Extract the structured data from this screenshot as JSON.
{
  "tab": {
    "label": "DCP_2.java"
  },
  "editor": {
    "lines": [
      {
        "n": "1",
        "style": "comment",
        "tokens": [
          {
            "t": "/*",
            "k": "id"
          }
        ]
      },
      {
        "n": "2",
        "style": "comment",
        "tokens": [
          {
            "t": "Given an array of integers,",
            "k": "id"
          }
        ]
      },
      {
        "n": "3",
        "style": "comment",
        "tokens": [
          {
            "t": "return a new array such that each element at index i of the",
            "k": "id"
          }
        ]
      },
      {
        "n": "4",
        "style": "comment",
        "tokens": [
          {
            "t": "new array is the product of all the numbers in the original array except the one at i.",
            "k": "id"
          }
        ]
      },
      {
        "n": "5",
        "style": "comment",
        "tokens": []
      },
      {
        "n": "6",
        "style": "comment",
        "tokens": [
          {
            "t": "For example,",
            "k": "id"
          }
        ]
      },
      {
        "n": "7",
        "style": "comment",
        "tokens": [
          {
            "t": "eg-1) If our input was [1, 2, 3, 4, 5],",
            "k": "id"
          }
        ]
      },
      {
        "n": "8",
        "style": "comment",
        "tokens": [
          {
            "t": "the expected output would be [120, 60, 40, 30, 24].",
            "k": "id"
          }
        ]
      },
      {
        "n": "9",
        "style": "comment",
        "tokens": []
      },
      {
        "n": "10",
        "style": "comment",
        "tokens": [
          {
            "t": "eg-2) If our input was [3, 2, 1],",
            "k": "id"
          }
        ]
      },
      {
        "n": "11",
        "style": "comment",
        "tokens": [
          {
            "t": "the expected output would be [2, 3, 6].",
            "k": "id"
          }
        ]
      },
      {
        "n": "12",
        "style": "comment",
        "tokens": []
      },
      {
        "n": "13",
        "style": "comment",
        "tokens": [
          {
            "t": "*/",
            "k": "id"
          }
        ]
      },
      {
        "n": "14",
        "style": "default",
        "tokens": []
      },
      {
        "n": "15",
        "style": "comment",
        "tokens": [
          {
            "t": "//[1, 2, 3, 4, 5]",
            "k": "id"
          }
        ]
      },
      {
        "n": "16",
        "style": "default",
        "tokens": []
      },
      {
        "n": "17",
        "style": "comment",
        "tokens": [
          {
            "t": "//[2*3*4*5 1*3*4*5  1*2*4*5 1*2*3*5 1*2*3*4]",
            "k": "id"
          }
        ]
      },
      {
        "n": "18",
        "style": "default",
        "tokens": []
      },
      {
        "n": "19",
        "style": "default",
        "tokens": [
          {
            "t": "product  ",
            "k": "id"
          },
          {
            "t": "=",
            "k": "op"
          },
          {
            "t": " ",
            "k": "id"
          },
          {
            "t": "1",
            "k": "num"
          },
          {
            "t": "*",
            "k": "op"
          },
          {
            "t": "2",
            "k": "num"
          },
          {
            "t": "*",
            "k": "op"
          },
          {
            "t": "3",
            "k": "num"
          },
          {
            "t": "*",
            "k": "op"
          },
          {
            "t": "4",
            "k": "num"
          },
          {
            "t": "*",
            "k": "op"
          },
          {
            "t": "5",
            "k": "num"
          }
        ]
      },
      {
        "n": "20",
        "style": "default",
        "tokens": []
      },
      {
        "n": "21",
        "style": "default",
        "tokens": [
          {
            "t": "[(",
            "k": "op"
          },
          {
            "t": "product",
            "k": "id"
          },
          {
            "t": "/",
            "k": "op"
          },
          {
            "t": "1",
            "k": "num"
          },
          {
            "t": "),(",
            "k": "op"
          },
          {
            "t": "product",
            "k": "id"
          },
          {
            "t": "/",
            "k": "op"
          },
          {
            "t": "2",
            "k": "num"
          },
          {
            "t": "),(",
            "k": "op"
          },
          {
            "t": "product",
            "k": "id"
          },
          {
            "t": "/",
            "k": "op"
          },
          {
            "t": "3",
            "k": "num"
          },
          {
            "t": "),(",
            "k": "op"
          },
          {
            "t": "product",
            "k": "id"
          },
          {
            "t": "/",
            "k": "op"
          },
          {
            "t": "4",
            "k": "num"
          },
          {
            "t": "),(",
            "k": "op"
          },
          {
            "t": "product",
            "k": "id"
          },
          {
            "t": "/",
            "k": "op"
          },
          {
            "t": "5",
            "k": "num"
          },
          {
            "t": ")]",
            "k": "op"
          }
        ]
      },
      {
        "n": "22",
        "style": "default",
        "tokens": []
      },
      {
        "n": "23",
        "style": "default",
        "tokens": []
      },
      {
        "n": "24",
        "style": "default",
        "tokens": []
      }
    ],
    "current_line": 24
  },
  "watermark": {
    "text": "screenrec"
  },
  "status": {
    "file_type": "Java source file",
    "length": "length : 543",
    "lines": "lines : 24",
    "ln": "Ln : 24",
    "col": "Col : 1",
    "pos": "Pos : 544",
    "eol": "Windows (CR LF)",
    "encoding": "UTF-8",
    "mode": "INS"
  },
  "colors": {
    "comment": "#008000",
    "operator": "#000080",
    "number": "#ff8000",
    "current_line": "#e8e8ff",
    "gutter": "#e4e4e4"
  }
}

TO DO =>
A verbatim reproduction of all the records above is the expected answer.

ANSWER AREA =>
Extract the structured data from this screenshot as JSON.
{
  "tab": {
    "label": "DCP_2.java"
  },
  "editor": {
    "lines": [
      {
        "n": "1",
        "style": "comment",
        "tokens": [
          {
            "t": "/*",
            "k": "id"
          }
        ]
      },
      {
        "n": "2",
        "style": "comment",
        "tokens": [
          {
            "t": "Given an array of integers,",
            "k": "id"
          }
        ]
      },
      {
        "n": "3",
        "style": "comment",
        "tokens": [
          {
            "t": "return a new array such that each element at index i of the",
            "k": "id"
          }
        ]
      },
      {
        "n": "4",
        "style": "comment",
        "tokens": [
          {
            "t": "new array is the product of all the numbers in the original array except the one at i.",
            "k": "id"
          }
        ]
      },
      {
        "n": "5",
        "style": "comment",
        "tokens": []
      },
      {
        "n": "6",
        "style": "comment",
        "tokens": [
          {
            "t": "For example,",
            "k": "id"
          }
        ]
      },
      {
        "n": "7",
        "style": "comment",
        "tokens": [
          {
            "t": "eg-1) If our input was [1, 2, 3, 4, 5],",
            "k": "id"
          }
        ]
      },
      {
        "n": "8",
        "style": "comment",
        "tokens": [
          {
            "t": "the expected output would be [120, 60, 40, 30, 24].",
            "k": "id"
          }
        ]
      },
      {
        "n": "9",
        "style": "comment",
        "tokens": []
      },
      {
        "n": "10",
        "style": "comment",
        "tokens": [
          {
            "t": "eg-2) If our input was [3, 2, 1],",
            "k": "id"
          }
        ]
      },
      {
        "n": "11",
        "style": "comment",
        "tokens": [
          {
            "t": "the expected output would be [2, 3, 6].",
            "k": "id"
          }
        ]
      },
      {
        "n": "12",
        "style": "comment",
        "tokens": []
      },
      {
        "n": "13",
        "style": "comment",
        "tokens": [
          {
            "t": "*/",
            "k": "id"
          }
        ]
      },
      {
        "n": "14",
        "style": "default",
        "tokens": []
      },
      {
        "n": "15",
        "style": "comment",
        "tokens": [
          {
            "t": "//[1, 2, 3, 4, 5]",
            "k": "id"
          }
        ]
      },
      {
        "n": "16",
        "style": "default",
        "tokens": []
      },
      {
        "n": "17",
        "style": "comment",
        "tokens": [
          {
            "t": "//[2*3*4*5 1*3*4*5  1*2*4*5 1*2*3*5 1*2*3*4]",
            "k": "id"
          }
        ]
      },
      {
        "n": "18",
        "style": "default",
        "tokens": []
      },
      {
        "n": "19",
        "style": "default",
        "tokens": [
          {
            "t": "product  ",
            "k": "id"
          },
          {
            "t": "=",
            "k": "op"
          },
          {
            "t": " ",
            "k": "id"
          },
          {
            "t": "1",
            "k": "num"
          },
          {
            "t": "*",
            "k": "op"
          },
          {
            "t": "2",
            "k": "num"
          },
          {
            "t": "*",
            "k": "op"
          },
          {
            "t": "3",
            "k": "num"
          },
          {
            "t": "*",
            "k": "op"
          },
          {
            "t": "4",
            "k": "num"
          },
          {
            "t": "*",
            "k": "op"
          },
          {
            "t": "5",
            "k": "num"
          }
        ]
      },
      {
        "n": "20",
        "style": "default",
        "tokens": []
      },
      {
        "n": "21",
        "style": "default",
        "tokens": [
          {
            "t": "[(",
            "k": "op"
          },
          {
            "t": "product",
            "k": "id"
          },
          {
            "t": "/",
            "k": "op"
          },
          {
            "t": "1",
            "k": "num"
          },
          {
            "t": "),(",
            "k": "op"
          },
          {
            "t": "product",
            "k": "id"
          },
          {
            "t": "/",
            "k": "op"
          },
          {
            "t": "2",
            "k": "num"
          },
          {
            "t": "),(",
            "k": "op"
          },
          {
            "t": "product",
            "k": "id"
          },
          {
            "t": "/",
            "k": "op"
          },
          {
            "t": "3",
            "k": "num"
          },
          {
            "t": "),(",
            "k": "op"
          },
          {
            "t": "product",
            "k": "id"
          },
          {
            "t": "/",
            "k": "op"
          },
          {
            "t": "4",
            "k": "num"
          },
          {
            "t": "),(",
            "k": "op"
          },
          {
            "t": "product",
            "k": "id"
          },
          {
            "t": "/",
            "k": "op"
          },
          {
            "t": "5",
            "k": "num"
          },
          {
            "t": ")]",
            "k": "op"
          }
        ]
      },
      {
        "n": "22",
        "style": "default",
        "tokens": []
      },
      {
        "n": "23",
        "style": "default",
        "tokens": []
      },
      {
        "n": "24",
        "style": "default",
        "tokens": []
      }
    ],
    "current_line": 24
  },
  "watermark": {
    "text": "screenrec"
  },
  "status": {
    "file_type": "Java source file",
    "length": "length : 543",
    "lines": "lines : 24",
    "ln": "Ln : 24",
    "col": "Col : 1",
    "pos": "Pos : 544",
    "eol": "Windows (CR LF)",
    "encoding": "UTF-8",
    "mode": "INS"
  },
  "colors": {
    "comment": "#008000",
    "operator": "#000080",
    "number": "#ff8000",
    "current_line": "#e8e8ff",
    "gutter": "#e4e4e4"
  }
}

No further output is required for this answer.